The fact she understood a James Bond reference means she’s a keeper.
In this present tense story—I can still hear Harlan Ellison in my mind grousing, “I LOATHE present tense stories!”—a naïve redheaded bank teller in Brooklyn steals the check of a man who was just run over on the street, over a million bucks. For around half the story it’s about her guilt, but then things turn much more sinister as she’s threatened by gangsters and then kidnapped into white slavery.
The best thing here is the characters, especially the teller and the white knight detective she improbably pairs with to settle things. It isn’t till near the end that we learn who the true antagonist is, and then there’s a psychological tug-of-war to see who comes out on top, with the lead changing hands often. Perhaps a little too much plot there, but overall a satisfying conclusion.
Woman Without Fear
A neurotic self-conscious woman is drinking in a bar the night before her big software presentation when a very confident chemist wants to try his experimental happy pills on her. Also a present tense story, though not first person, because you need to get the snail’s point of view. . . yep, you read that right; I learned a lot more about snails than I ever expected to, or wanted.
At around the halfway mark I couldn’t help but wonder what was going to happen: would she become addicted, or were they placebos? The fact that I was invested enough to speculate tells me how much I was enjoying this.
Despite her crippling anxiety and her love for snails the protagonist comes off as very likable, especially when she strikes up a friendship with the hotel maid, though I think the only reason this is part of the story is so the maid can take a pill and show it works for her too. But the writing style and setting—you never really leave the hotel—were a little below what I desire, though I would have still happily given this a 4. . .
Except for the ending: it’s incredibly ambiguous, and in conjunction with the relative shortness of pages makes me think the story was cut in half, thus setting up a sequel. There were many possibilities as to what really happened, which is fine for a next-to-last chapter, but readers expect the story to be neatly tied up at the end. I felt cheated, and will probably not be reading the sequel; this drops my grade to
Character Kings 2: Hollywood’s Familiar Faces Discuss the Art & Business of Acting
This is basically a series of interviews with a few of what are called “character” actors, those whose name you don’t know but as soon as you see their photo you think, “Hey, it’s that guy from that thing!” (BTW, I saw a documentary on Netflix with that title on the same subject, but there was no overlap in the actors chosen; perhaps they were in Character Kings 1, which I have not read.)

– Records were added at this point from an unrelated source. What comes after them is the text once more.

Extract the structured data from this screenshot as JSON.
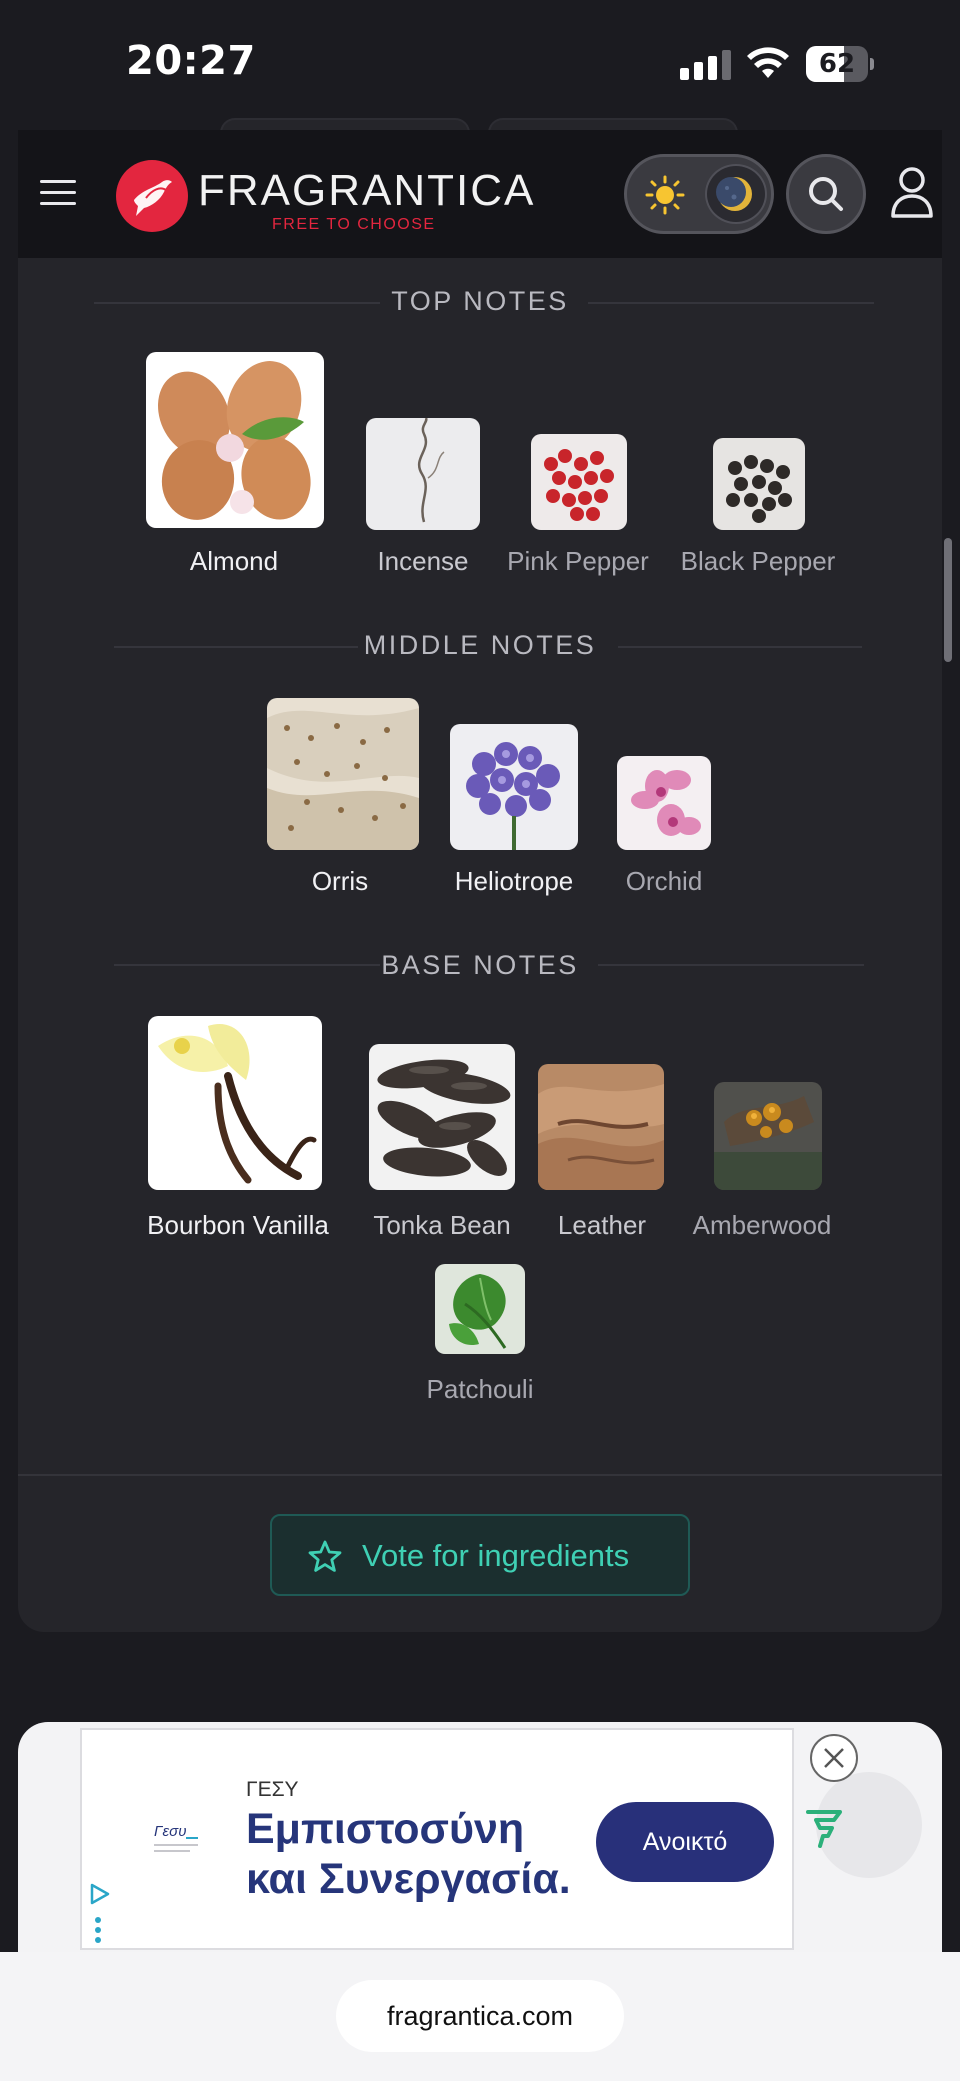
{
  "status": {
    "time": "20:27",
    "battery_percent": "62",
    "battery_level": 0.62
  },
  "header": {
    "logo_text": "FRAGRANTICA",
    "tagline": "FREE TO CHOOSE",
    "theme": "dark"
  },
  "pyramid": {
    "top": {
      "heading": "TOP NOTES",
      "notes": [
        {
          "label": "Almond",
          "icon": "almond"
        },
        {
          "label": "Incense",
          "icon": "incense"
        },
        {
          "label": "Pink Pepper",
          "icon": "pink-pepper"
        },
        {
          "label": "Black Pepper",
          "icon": "black-pepper"
        }
      ]
    },
    "middle": {
      "heading": "MIDDLE NOTES",
      "notes": [
        {
          "label": "Orris",
          "icon": "orris"
        },
        {
          "label": "Heliotrope",
          "icon": "heliotrope"
        },
        {
          "label": "Orchid",
          "icon": "orchid"
        }
      ]
    },
    "base": {
      "heading": "BASE NOTES",
      "notes": [
        {
          "label": "Bourbon Vanilla",
          "icon": "vanilla"
        },
        {
          "label": "Tonka Bean",
          "icon": "tonka-bean"
        },
        {
          "label": "Leather",
          "icon": "leather"
        },
        {
          "label": "Amberwood",
          "icon": "amberwood"
        },
        {
          "label": "Patchouli",
          "icon": "patchouli"
        }
      ]
    }
  },
  "vote_button": {
    "label": "Vote for ingredients",
    "accent": "#3fd0b4"
  },
  "ad": {
    "brand": "ΓΕΣΥ",
    "headline": "Εμπιστοσύνη και Συνεργασία.",
    "cta": "Ανοικτό",
    "logo_text": "Γεσυ"
  },
  "browser": {
    "url": "fragrantica.com"
  },
  "colors": {
    "brand_red": "#e3263f",
    "card_bg": "#25252a",
    "page_bg": "#1b1b20",
    "ad_cta_bg": "#28307a"
  }
}
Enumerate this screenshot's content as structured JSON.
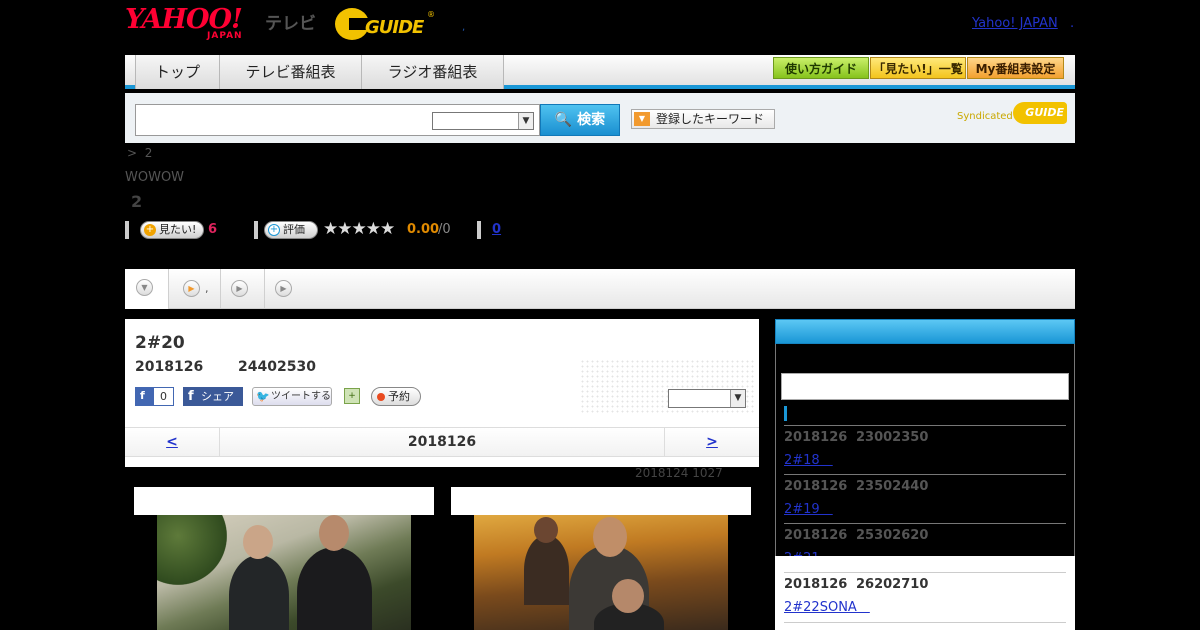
{
  "header": {
    "yahoo_logo_text": "YAHOO!",
    "yahoo_logo_sub": "JAPAN",
    "tv_label": "テレビ",
    "gguide_logo_text": "GUIDE",
    "gguide_mark": "®",
    "separator": ",",
    "yahoo_japan_link": "Yahoo! JAPAN",
    "yahoo_japan_link_suffix": "."
  },
  "nav": {
    "tabs": [
      {
        "label": "トップ"
      },
      {
        "label": "テレビ番組表"
      },
      {
        "label": "ラジオ番組表"
      }
    ],
    "guide_button": "使い方ガイド",
    "mitai_button": "「見たい!」一覧",
    "my_button": "My番組表設定"
  },
  "search": {
    "input_value": "",
    "select_value": "",
    "search_button": "検索",
    "keyword_button": "登録したキーワード",
    "syndicated_label": "Syndicated",
    "syndicated_logo": "GUIDE"
  },
  "program": {
    "breadcrumb_sep": ">",
    "breadcrumb_item": "2",
    "channel": "WOWOW",
    "title": "2",
    "mitai_label": "見たい!",
    "mitai_count": "6",
    "rating_label": "評価",
    "stars": "★★★★★",
    "score": "0.00",
    "score_count": "/0",
    "link_count": "0"
  },
  "tabstrip": {
    "tab2_text": ","
  },
  "episode": {
    "title": "2#20",
    "date": "2018126",
    "time": "24402530",
    "fb_like_count": "0",
    "fb_share_label": "シェア",
    "tweet_label": "ツイートする",
    "reserve_label": "予約",
    "select_value": "",
    "prev": "<",
    "current": "2018126",
    "next": ">",
    "updated": "2018124  1027"
  },
  "side": {
    "items": [
      {
        "date": "2018126",
        "time": "23002350",
        "link": "2#18　"
      },
      {
        "date": "2018126",
        "time": "23502440",
        "link": "2#19　"
      },
      {
        "date": "2018126",
        "time": "25302620",
        "link": "2#21　"
      },
      {
        "date": "2018126",
        "time": "26202710",
        "link": "2#22SONA　"
      }
    ]
  },
  "colors": {
    "accent_blue": "#1a97d6",
    "yahoo_red": "#ff0033",
    "gguide_yellow": "#f2c200",
    "link_blue": "#2233cc",
    "mitai_pink": "#e0245e",
    "score_orange": "#e08a00"
  }
}
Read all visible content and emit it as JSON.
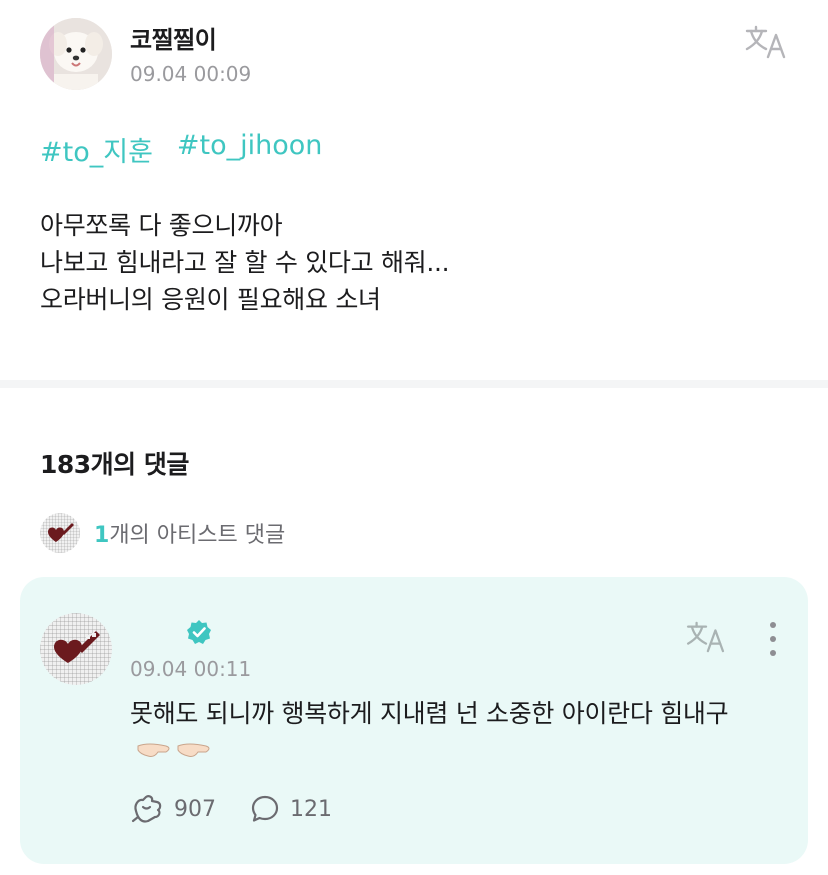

Though there’s plenty of great acting and Hollywood notes, I did get tired of the author asking the same questions over and over. It mostly consisted of “How did you get started in acting?” and “How did you get that movie?” which showed a lot of times it’s more about who you know than how good you are. I was surprised by how many different answers there were to “How do you audition?” with some being contradictory to the previous, but then I suppose you have to go with what works for you. There are tons of photos—how much does each photo weigh?—as well as a selected filmography, though it mostly consists of the films discussed, leaving off some I would have liked to have seen included.
We Don’t Need Roads
While I’m not a fan of Back to the Future the way I am, say, of Star Wars or Twin Peaks—since I’ve reviewed similar books here—I liked it well enough to give this a try. On the other hand, because I haven’t seen them over and over, there’s too many things I don’t remember, but that’s not the book’s fault. I don’t know if it’s common knowledge amongst the fandom, for example, that another actor shot about half of the movie before it was decided he wasn’t working out and was replaced by Mr. Fox. Probably even less known is the accident while filming a hoverboard sequence, which nearly cost a stuntwoman her life, but then it’s said that the studio tried to cover it up.
There’s plenty of photos here, but the best part is the interviews, especially Lea Thompson and Christopher Lloyd, who according to this doesn’t do much publicity. Of particular note is the times Spielberg would go to the studio hierarchy to fight for something he believed in, not knowing the movie had an almost-blank check. Definitely a lot of fun even if you’re not a fan of the series.